- The sale of carbon credits is one strategy that will help Michigan along the path to reach carbon neutrality by 2050. Michigan is the ninth state in the nation to make a commitment to 100% economic carbon neutrality.
- This project will help advance Michigan’s commitment to action as part of the U.S. Climate Alliance.
- Will help meet United Nations Sustainable Development Goals related to clean water, economic growth, sustainable communities, responsible production and consumption, climate action and others. The UN Framework Convention on Climate Change is the primary international, intergovernmental forum for negotiating global responses to climate change.
What methodology and registry are being used for the project?
The DNR is using the American Carbon Registry's Improved Forest Management Methodology for non-federal U.S. forestlands. Carbon offset credits from the projects are registered with the ACR. The ACR is a nonprofit enterprise of Winrock International, founded in 1996 as the world's first private, voluntary greenhouse gas registry.
Who is Anew Climate?
Anew Climate, formerly Bluesource, is the contracted developer of DNR carbon projects. Anew is a climate action partner that has pioneered creative climate solutions since 2001. With deep expertise across environmental technologies and markets and hundreds of projects in the United States and Canada, Anew is a leader in voluntary, compliance and pre-compliance carbon markets.
What are funds from carbon credit purchases used for?
Funds from the sale of carbon credits are re-invested into the Forest Development Fund and Game and Fish Fund, which supports DNR climate change adaptation and mitigation efforts.
Are there other environmental or social benefits to this project?
This project will help the DNR to adapt to climate-related requirements in forest management standards for forest certification, to which the DNR must use for the sustainable management of state forest lands.
Sustainably managed forests provide a variety of benefits to people and nature including clean air and water, wildlife habitat, scenic places for recreation, renewable forest products and carbon storage.
How will this project affect state forest timber harvests and management?
Management of state forest resources and the sale of carbon credits are intended to be complementary. Commercial timber harvest for forest growth and wildlife habitat objectives are specifically compatible with forest carbon projects. Carbon credits can be generated from the management of state forest resources as governed by approved DNR forest management plans. It is not anticipated that the carbon projects will appreciably affect management and timber harvests levels from the forest. Any changes in management will be driven by any future changes to DNR forest management plans, which are updated every 10-years and are subject to public review prior to adaptation.
What happens if there is a natural disaster in a project area?
Landowners participating in carbon offset projects are not liable to repay offset credits if there is an unintentional, natural loss of forest carbon stocks, such as the effects from a fire, storm, disease or insect damage, in an ACR-registered carbon project.
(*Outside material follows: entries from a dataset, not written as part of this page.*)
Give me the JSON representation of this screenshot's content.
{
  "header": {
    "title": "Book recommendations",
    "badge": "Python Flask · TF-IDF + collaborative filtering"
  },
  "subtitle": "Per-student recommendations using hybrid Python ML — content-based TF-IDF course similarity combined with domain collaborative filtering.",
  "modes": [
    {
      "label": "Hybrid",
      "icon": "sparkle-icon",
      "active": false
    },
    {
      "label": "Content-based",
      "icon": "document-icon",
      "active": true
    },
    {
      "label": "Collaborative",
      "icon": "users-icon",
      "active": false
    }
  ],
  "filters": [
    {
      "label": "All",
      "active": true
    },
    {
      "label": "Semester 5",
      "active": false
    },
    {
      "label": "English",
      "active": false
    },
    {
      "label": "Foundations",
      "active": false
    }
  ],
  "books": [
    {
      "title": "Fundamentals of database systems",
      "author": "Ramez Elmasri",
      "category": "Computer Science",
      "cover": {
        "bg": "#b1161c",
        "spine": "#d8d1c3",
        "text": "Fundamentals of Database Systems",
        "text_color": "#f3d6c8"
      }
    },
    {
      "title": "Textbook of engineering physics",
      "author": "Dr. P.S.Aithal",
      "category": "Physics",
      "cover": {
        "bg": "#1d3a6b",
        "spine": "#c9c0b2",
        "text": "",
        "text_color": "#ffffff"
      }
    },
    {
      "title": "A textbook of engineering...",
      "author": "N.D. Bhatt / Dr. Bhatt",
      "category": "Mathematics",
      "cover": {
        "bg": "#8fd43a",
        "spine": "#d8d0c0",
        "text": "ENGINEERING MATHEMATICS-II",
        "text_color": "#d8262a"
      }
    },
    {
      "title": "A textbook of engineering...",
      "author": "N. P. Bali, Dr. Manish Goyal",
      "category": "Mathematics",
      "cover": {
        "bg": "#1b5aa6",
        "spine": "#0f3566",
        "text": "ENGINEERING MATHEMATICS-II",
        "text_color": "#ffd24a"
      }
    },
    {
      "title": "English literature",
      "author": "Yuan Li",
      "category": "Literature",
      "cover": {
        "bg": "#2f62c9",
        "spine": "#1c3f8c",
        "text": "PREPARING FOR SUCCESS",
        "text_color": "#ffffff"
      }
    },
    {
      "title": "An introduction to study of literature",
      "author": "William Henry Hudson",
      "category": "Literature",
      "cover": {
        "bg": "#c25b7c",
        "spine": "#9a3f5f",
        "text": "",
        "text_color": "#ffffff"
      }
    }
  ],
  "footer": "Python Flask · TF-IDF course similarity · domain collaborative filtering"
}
The ACR Improved Forest Management methodology requires that a risk-based proportion of the total carbon credits generated by registered projects be allocated to a communal 'buffer pool' (like a group insurance policy) that projects can draw from in the event of a natural loss of forestland for any project. The DNR would not have to pay back the money received from the project.
Who is purchasing carbon offset credits from the project?
DTE Energy announced a commitment to purchase offset credits generated from the first 10 years of the Big Wild project. DTE Energy will offer these offsets to its larger industrial natural gas clients seeking to reduce the impact of carbon emissions, much as they do for their residential and small business customers, through DTE's voluntary Natural Gas Balance program. The DNR plans to partner with carbon buyers that are implementing meaningful measures to reduce their carbon footprint.